objBL.KeepIdentity=False
objBL.Transaction=True
objBL.ErrorLogFile = "F:\xml\error.xml"
objBL.Execute "F:\xml\ComputerInventorySchema.xml", "F:\xml\ComputerInventory02.xml"
set objBL=Nothing
MsgBox "The SQLXMLBulkLoad process completed successfully",0,"XML Bulk Load Process"

In our case we created a DTS package that is executed by a SQL Server Agent job on a regular basis. The package actually loops each file in the network share and attempts the bulk load on each one.

One interesting thing to note is the dataset below. The first time I executed the bulk load statement, the IPAddress and MACAddress were not imported. Now, no error was thrown during the process, but the bulk process ignored the columns because IPAddress and MACAddress were spelled IPaddress and MACaddress. Once corrected to the actual case sensitive spelling, the import populated all of the information.
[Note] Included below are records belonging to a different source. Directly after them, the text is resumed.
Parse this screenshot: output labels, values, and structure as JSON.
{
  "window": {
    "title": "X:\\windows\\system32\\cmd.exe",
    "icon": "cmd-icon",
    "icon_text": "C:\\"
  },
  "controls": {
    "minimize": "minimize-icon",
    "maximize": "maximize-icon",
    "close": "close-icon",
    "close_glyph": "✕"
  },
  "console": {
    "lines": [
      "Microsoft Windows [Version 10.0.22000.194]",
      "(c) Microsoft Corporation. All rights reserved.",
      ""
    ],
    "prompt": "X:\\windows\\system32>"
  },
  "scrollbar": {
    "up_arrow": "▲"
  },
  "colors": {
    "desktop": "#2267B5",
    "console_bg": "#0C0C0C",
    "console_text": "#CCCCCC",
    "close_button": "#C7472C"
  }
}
Yet another reminder that XML is case-sensitive and to keep that in mind when creating the XML Schema Definition file. Also, there is another method for formatting XML files (click here for a sample) where all tags are enclosed in a single line. Although this file format is technically "properly formed", the XML Schema Definition file could not map the information to their respective columns. The bulk load process, however, did not fail-when a query was executed the rows that could not be mapped were NULL.

During testing with live data, I found that the process works for both local files and files located on network shares. For an XML file with over 10,700 rows, and four columns in each row, the average execution time was 1.8 seconds for local files and around 2.6 seconds for files located on network shares.
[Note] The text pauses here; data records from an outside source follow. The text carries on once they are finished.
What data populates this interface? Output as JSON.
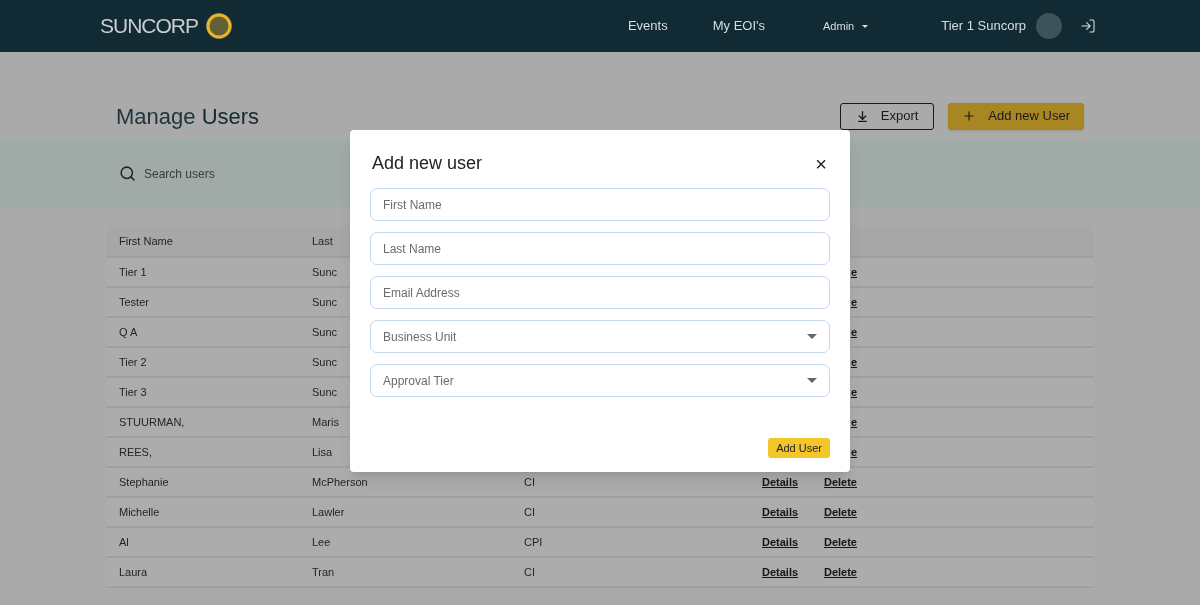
{
  "header": {
    "logo_text": "SUNCORP",
    "nav": [
      {
        "label": "Events",
        "kind": "link"
      },
      {
        "label": "My EOI's",
        "kind": "link"
      },
      {
        "label": "Admin",
        "kind": "dropdown"
      }
    ],
    "user_name": "Tier 1 Suncorp"
  },
  "page": {
    "title_light": "Manage",
    "title_bold": "Users",
    "export_button": "Export",
    "add_button": "Add new User"
  },
  "search": {
    "placeholder": "Search users"
  },
  "table": {
    "columns": [
      "First Name",
      "Last"
    ],
    "rows": [
      {
        "first_name": "Tier 1",
        "last_name": "Sunc",
        "delete": "e"
      },
      {
        "first_name": "Tester",
        "last_name": "Sunc",
        "delete": "e"
      },
      {
        "first_name": "Q A",
        "last_name": "Sunc",
        "delete": "e"
      },
      {
        "first_name": "Tier 2",
        "last_name": "Sunc",
        "delete": "e"
      },
      {
        "first_name": "Tier 3",
        "last_name": "Sunc",
        "delete": "e"
      },
      {
        "first_name": "STUURMAN,",
        "last_name": "Maris",
        "delete": "e"
      },
      {
        "first_name": "REES,",
        "last_name": "Lisa",
        "delete": "e"
      },
      {
        "first_name": "Stephanie",
        "last_name": "McPherson",
        "unit": "CI",
        "details": "Details",
        "delete": "Delete"
      },
      {
        "first_name": "Michelle",
        "last_name": "Lawler",
        "unit": "CI",
        "details": "Details",
        "delete": "Delete"
      },
      {
        "first_name": "Al",
        "last_name": "Lee",
        "unit": "CPI",
        "details": "Details",
        "delete": "Delete"
      },
      {
        "first_name": "Laura",
        "last_name": "Tran",
        "unit": "CI",
        "details": "Details",
        "delete": "Delete"
      }
    ]
  },
  "modal": {
    "title": "Add new user",
    "close": "×",
    "fields": [
      {
        "placeholder": "First Name",
        "kind": "text"
      },
      {
        "placeholder": "Last Name",
        "kind": "text"
      },
      {
        "placeholder": "Email Address",
        "kind": "text"
      },
      {
        "placeholder": "Business Unit",
        "kind": "select"
      },
      {
        "placeholder": "Approval Tier",
        "kind": "select"
      }
    ],
    "submit": "Add User"
  }
}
View of data imported using SQLXMLBulkLoad
Next Steps


Last Updated: 2010-03-05


get scripts

next tip button



About the author




Post a comment or let the author know this tip helped.
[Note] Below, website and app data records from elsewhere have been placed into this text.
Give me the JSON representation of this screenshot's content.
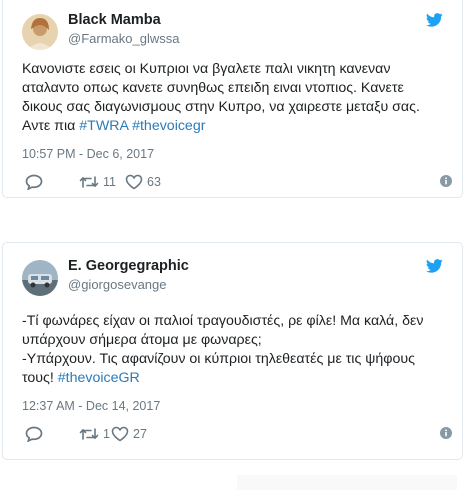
{
  "tweets": [
    {
      "name": "Black Mamba",
      "handle": "@Farmako_glwssa",
      "text_lines": [
        "Κανονιστε εσεις οι Κυπριοι να βγαλετε παλι νικητη κανεναν",
        "αταλαντο οπως κανετε συνηθως επειδη ειναι ντοπιος. Κανετε",
        "δικους σας διαγωνισμους στην Κυπρο, να χαιρεστε μεταξυ σας."
      ],
      "text_tail_prefix": "Αντε πια ",
      "hashtags": [
        "#TWRA",
        "#thevoicegr"
      ],
      "timestamp": "10:57 PM - Dec 6, 2017",
      "retweets": "11",
      "likes": "63"
    },
    {
      "name": "E. Georgegraphic",
      "handle": "@giorgosevange",
      "text_lines": [
        "-Τί φωνάρες είχαν οι παλιοί τραγουδιστές, ρε φίλε! Μα καλά, δεν",
        "υπάρχουν σήμερα άτομα με φωναρες;",
        "-Υπάρχουν. Τις αφανίζουν οι κύπριοι τηλεθεατές με τις ψήφους"
      ],
      "text_tail_prefix": "τους! ",
      "hashtags": [
        "#thevoiceGR"
      ],
      "timestamp": "12:37 AM - Dec 14, 2017",
      "retweets": "1",
      "likes": "27"
    }
  ],
  "colors": {
    "twitter_blue": "#1da1f2",
    "link": "#2b7bb9",
    "muted": "#697882",
    "like_red": "#e0245e"
  },
  "icons": [
    "twitter-bird-icon",
    "reply-icon",
    "retweet-icon",
    "heart-icon",
    "info-icon"
  ]
}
All comments are reviewed, so stay on subject or we may delete your comment. Note: your email address is not published. Required fields are marked with an asterisk (*).

*Name    *Email    Email me updates 


Signup for our newsletter
 I agree by submitting my data to receive communications, account updates and/or special offers about SQL Server from MSSQLTips and/or its Sponsors. I have read the privacy statement and understand I may unsubscribe at any time.



    



Tuesday, February 21, 2012 - 4:48:42 PM - Linda Leslie Back To Top

We pull the file contents into a varchar(max) field and select and pass to a stored procedure to import the XML since we usually just load scratch tables first and then add/update/delete the active application table. No SSIS and not VB Script. Just SQL.
The file location is stored in a field in our media table when the file is uploaded.

Thanks,
Linda

 


Friday, March 05, 2010 - 11:09:19 AM - timothyrcullen Back To Top

Hey Mike:

Just out of curiosity, how long does it take for your process to import XML?

Tim


Friday, March 05, 2010 - 9:27:30 AM - mdv3441 Back To Top

Although a little non-SQL Server, we use MS ACCESS 2007 to import XML then import the ACCESS table, so much easier, XML is a native import.  a simple XML datasource should be added to SQL Server  like it handles a flat file.

 

Mike


Friday, March 05, 2010 - 7:15:39 AM - ChadMiller Back To Top
BTW -- You can also use Powershell instead of VBScript. I have an example in this article http://www.sqlservercentral.com/articles/powershell/65196/

Learn more about SQL Server tools